(Component data from apps and pages)
==============================
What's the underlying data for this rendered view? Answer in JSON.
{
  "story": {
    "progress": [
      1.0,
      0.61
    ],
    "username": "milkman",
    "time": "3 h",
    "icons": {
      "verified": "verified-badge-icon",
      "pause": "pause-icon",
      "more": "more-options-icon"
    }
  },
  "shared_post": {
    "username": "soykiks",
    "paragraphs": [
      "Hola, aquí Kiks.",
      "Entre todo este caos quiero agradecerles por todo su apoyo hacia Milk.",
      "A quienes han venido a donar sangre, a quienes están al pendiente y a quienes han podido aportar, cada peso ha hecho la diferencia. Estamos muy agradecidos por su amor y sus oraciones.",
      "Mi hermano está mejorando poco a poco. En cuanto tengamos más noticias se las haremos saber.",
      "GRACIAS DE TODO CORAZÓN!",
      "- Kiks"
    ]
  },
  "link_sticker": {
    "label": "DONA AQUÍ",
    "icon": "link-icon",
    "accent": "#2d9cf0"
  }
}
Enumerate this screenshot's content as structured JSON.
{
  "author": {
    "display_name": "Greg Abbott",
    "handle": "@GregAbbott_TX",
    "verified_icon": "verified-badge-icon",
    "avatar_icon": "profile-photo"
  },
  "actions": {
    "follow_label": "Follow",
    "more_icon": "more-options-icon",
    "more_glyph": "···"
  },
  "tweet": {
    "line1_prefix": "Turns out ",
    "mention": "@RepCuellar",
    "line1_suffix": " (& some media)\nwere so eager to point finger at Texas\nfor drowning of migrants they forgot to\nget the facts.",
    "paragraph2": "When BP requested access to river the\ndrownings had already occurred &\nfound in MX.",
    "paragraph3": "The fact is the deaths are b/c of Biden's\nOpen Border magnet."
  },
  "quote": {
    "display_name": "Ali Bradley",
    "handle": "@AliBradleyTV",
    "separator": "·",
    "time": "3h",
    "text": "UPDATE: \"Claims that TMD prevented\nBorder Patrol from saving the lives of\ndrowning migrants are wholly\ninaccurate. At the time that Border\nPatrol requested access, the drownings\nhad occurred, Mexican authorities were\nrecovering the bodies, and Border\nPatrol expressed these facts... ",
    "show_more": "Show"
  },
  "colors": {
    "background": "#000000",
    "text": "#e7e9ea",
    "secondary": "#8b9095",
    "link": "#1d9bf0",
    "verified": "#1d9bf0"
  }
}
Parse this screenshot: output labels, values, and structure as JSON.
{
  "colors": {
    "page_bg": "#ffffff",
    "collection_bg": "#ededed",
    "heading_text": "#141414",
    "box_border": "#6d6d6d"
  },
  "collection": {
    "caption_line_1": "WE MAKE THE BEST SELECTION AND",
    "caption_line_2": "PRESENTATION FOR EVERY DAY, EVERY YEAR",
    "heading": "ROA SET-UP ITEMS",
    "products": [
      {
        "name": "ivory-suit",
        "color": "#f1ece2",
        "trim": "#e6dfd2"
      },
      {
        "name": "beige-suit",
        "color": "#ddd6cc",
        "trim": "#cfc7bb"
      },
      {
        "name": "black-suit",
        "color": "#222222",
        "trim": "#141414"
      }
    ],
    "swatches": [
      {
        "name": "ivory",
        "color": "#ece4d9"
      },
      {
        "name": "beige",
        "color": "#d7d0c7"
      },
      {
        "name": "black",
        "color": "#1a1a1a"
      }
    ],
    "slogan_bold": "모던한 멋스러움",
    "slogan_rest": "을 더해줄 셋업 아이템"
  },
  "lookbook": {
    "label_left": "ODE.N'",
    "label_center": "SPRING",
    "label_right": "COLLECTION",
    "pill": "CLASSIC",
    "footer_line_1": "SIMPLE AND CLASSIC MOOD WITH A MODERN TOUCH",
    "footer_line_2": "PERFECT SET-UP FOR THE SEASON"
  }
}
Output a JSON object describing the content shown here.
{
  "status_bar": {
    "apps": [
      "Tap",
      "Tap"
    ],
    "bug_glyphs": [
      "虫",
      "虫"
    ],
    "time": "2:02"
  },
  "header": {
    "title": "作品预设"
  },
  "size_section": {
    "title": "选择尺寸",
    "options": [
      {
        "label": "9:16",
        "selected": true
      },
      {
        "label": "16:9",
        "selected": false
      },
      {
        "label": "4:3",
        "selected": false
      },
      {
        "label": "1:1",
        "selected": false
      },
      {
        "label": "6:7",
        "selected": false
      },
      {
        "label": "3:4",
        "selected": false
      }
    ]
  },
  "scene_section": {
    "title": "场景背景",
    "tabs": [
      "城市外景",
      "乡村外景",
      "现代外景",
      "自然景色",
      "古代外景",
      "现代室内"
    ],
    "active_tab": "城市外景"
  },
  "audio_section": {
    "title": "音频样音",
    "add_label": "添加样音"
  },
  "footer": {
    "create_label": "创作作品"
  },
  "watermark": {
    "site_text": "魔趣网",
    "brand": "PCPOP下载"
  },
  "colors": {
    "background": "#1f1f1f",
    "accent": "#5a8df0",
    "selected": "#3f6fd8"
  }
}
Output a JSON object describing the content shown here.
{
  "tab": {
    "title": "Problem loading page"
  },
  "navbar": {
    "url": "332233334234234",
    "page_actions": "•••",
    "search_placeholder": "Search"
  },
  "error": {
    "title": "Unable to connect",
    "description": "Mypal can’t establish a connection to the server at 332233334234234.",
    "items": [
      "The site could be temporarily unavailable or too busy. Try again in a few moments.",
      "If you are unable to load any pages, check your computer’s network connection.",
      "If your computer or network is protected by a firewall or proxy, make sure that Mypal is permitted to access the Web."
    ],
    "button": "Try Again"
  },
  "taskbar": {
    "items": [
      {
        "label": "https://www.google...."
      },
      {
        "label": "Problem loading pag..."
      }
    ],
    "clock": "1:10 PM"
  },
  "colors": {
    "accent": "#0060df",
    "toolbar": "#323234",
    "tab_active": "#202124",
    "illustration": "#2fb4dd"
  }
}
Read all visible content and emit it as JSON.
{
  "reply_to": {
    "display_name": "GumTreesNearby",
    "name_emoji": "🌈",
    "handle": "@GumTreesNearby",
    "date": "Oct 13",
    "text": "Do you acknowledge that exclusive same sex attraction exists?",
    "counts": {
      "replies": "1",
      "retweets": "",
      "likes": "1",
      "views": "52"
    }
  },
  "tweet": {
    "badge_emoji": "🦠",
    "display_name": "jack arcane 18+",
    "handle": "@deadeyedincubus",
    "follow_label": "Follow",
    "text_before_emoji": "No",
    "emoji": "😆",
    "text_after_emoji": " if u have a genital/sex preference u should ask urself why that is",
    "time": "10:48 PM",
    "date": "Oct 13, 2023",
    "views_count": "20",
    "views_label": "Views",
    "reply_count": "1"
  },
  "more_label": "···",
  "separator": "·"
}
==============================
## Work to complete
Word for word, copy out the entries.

## Reply
What's the underlying data for this rendered view? Answer in JSON.
{
  "story": {
    "progress": [
      1.0,
      0.61
    ],
    "username": "milkman",
    "time": "3 h",
    "icons": {
      "verified": "verified-badge-icon",
      "pause": "pause-icon",
      "more": "more-options-icon"
    }
  },
  "shared_post": {
    "username": "soykiks",
    "paragraphs": [
      "Hola, aquí Kiks.",
      "Entre todo este caos quiero agradecerles por todo su apoyo hacia Milk.",
      "A quienes han venido a donar sangre, a quienes están al pendiente y a quienes han podido aportar, cada peso ha hecho la diferencia. Estamos muy agradecidos por su amor y sus oraciones.",
      "Mi hermano está mejorando poco a poco. En cuanto tengamos más noticias se las haremos saber.",
      "GRACIAS DE TODO CORAZÓN!",
      "- Kiks"
    ]
  },
  "link_sticker": {
    "label": "DONA AQUÍ",
    "icon": "link-icon",
    "accent": "#2d9cf0"
  }
}
Enumerate this screenshot's content as structured JSON.
{
  "author": {
    "display_name": "Greg Abbott",
    "handle": "@GregAbbott_TX",
    "verified_icon": "verified-badge-icon",
    "avatar_icon": "profile-photo"
  },
  "actions": {
    "follow_label": "Follow",
    "more_icon": "more-options-icon",
    "more_glyph": "···"
  },
  "tweet": {
    "line1_prefix": "Turns out ",
    "mention": "@RepCuellar",
    "line1_suffix": " (& some media)\nwere so eager to point finger at Texas\nfor drowning of migrants they forgot to\nget the facts.",
    "paragraph2": "When BP requested access to river the\ndrownings had already occurred &\nfound in MX.",
    "paragraph3": "The fact is the deaths are b/c of Biden's\nOpen Border magnet."
  },
  "quote": {
    "display_name": "Ali Bradley",
    "handle": "@AliBradleyTV",
    "separator": "·",
    "time": "3h",
    "text": "UPDATE: \"Claims that TMD prevented\nBorder Patrol from saving the lives of\ndrowning migrants are wholly\ninaccurate. At the time that Border\nPatrol requested access, the drownings\nhad occurred, Mexican authorities were\nrecovering the bodies, and Border\nPatrol expressed these facts... ",
    "show_more": "Show"
  },
  "colors": {
    "background": "#000000",
    "text": "#e7e9ea",
    "secondary": "#8b9095",
    "link": "#1d9bf0",
    "verified": "#1d9bf0"
  }
}
Parse this screenshot: output labels, values, and structure as JSON.
{
  "colors": {
    "page_bg": "#ffffff",
    "collection_bg": "#ededed",
    "heading_text": "#141414",
    "box_border": "#6d6d6d"
  },
  "collection": {
    "caption_line_1": "WE MAKE THE BEST SELECTION AND",
    "caption_line_2": "PRESENTATION FOR EVERY DAY, EVERY YEAR",
    "heading": "ROA SET-UP ITEMS",
    "products": [
      {
        "name": "ivory-suit",
        "color": "#f1ece2",
        "trim": "#e6dfd2"
      },
      {
        "name": "beige-suit",
        "color": "#ddd6cc",
        "trim": "#cfc7bb"
      },
      {
        "name": "black-suit",
        "color": "#222222",
        "trim": "#141414"
      }
    ],
    "swatches": [
      {
        "name": "ivory",
        "color": "#ece4d9"
      },
      {
        "name": "beige",
        "color": "#d7d0c7"
      },
      {
        "name": "black",
        "color": "#1a1a1a"
      }
    ],
    "slogan_bold": "모던한 멋스러움",
    "slogan_rest": "을 더해줄 셋업 아이템"
  },
  "lookbook": {
    "label_left": "ODE.N'",
    "label_center": "SPRING",
    "label_right": "COLLECTION",
    "pill": "CLASSIC",
    "footer_line_1": "SIMPLE AND CLASSIC MOOD WITH A MODERN TOUCH",
    "footer_line_2": "PERFECT SET-UP FOR THE SEASON"
  }
}
Output a JSON object describing the content shown here.
{
  "status_bar": {
    "apps": [
      "Tap",
      "Tap"
    ],
    "bug_glyphs": [
      "虫",
      "虫"
    ],
    "time": "2:02"
  },
  "header": {
    "title": "作品预设"
  },
  "size_section": {
    "title": "选择尺寸",
    "options": [
      {
        "label": "9:16",
        "selected": true
      },
      {
        "label": "16:9",
        "selected": false
      },
      {
        "label": "4:3",
        "selected": false
      },
      {
        "label": "1:1",
        "selected": false
      },
      {
        "label": "6:7",
        "selected": false
      },
      {
        "label": "3:4",
        "selected": false
      }
    ]
  },
  "scene_section": {
    "title": "场景背景",
    "tabs": [
      "城市外景",
      "乡村外景",
      "现代外景",
      "自然景色",
      "古代外景",
      "现代室内"
    ],
    "active_tab": "城市外景"
  },
  "audio_section": {
    "title": "音频样音",
    "add_label": "添加样音"
  },
  "footer": {
    "create_label": "创作作品"
  },
  "watermark": {
    "site_text": "魔趣网",
    "brand": "PCPOP下载"
  },
  "colors": {
    "background": "#1f1f1f",
    "accent": "#5a8df0",
    "selected": "#3f6fd8"
  }
}
Output a JSON object describing the content shown here.
{
  "tab": {
    "title": "Problem loading page"
  },
  "navbar": {
    "url": "332233334234234",
    "page_actions": "•••",
    "search_placeholder": "Search"
  },
  "error": {
    "title": "Unable to connect",
    "description": "Mypal can’t establish a connection to the server at 332233334234234.",
    "items": [
      "The site could be temporarily unavailable or too busy. Try again in a few moments.",
      "If you are unable to load any pages, check your computer’s network connection.",
      "If your computer or network is protected by a firewall or proxy, make sure that Mypal is permitted to access the Web."
    ],
    "button": "Try Again"
  },
  "taskbar": {
    "items": [
      {
        "label": "https://www.google...."
      },
      {
        "label": "Problem loading pag..."
      }
    ],
    "clock": "1:10 PM"
  },
  "colors": {
    "accent": "#0060df",
    "toolbar": "#323234",
    "tab_active": "#202124",
    "illustration": "#2fb4dd"
  }
}
Read all visible content and emit it as JSON.
{
  "reply_to": {
    "display_name": "GumTreesNearby",
    "name_emoji": "🌈",
    "handle": "@GumTreesNearby",
    "date": "Oct 13",
    "text": "Do you acknowledge that exclusive same sex attraction exists?",
    "counts": {
      "replies": "1",
      "retweets": "",
      "likes": "1",
      "views": "52"
    }
  },
  "tweet": {
    "badge_emoji": "🦠",
    "display_name": "jack arcane 18+",
    "handle": "@deadeyedincubus",
    "follow_label": "Follow",
    "text_before_emoji": "No",
    "emoji": "😆",
    "text_after_emoji": " if u have a genital/sex preference u should ask urself why that is",
    "time": "10:48 PM",
    "date": "Oct 13, 2023",
    "views_count": "20",
    "views_label": "Views",
    "reply_count": "1"
  },
  "more_label": "···",
  "separator": "·"
}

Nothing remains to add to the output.